TASK> Take every line from the data that has the word "Settings" in it.

DATA FOR ANALYSIS>

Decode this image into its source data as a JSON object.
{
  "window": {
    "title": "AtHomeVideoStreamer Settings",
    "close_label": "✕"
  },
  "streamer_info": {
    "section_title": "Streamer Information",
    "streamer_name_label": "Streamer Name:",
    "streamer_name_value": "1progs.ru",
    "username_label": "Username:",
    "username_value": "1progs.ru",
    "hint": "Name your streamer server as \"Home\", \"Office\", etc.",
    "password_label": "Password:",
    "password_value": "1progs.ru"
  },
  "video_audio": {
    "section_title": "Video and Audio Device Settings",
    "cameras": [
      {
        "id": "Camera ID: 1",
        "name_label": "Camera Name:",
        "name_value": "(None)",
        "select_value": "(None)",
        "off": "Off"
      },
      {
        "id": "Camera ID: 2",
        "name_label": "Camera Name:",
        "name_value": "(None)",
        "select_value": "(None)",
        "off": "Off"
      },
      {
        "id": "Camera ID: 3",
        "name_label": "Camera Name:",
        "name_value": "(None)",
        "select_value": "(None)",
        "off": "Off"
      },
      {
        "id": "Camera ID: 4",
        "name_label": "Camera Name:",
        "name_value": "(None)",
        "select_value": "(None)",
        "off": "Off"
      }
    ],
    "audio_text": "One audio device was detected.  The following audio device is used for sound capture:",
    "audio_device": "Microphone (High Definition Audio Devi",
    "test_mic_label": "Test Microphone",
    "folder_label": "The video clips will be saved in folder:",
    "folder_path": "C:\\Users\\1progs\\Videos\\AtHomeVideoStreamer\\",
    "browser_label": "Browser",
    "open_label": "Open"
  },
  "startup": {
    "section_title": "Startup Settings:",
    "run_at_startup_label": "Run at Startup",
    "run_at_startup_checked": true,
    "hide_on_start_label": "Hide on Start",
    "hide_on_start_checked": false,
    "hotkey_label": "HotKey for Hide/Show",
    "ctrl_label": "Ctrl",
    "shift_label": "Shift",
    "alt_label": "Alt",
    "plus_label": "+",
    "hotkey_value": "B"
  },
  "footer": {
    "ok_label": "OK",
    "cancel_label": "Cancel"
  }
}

TASK RESULT>
    "title": "AtHomeVideoStreamer Settings",
    "section_title": "Video and Audio Device Settings",
    "section_title": "Startup Settings:",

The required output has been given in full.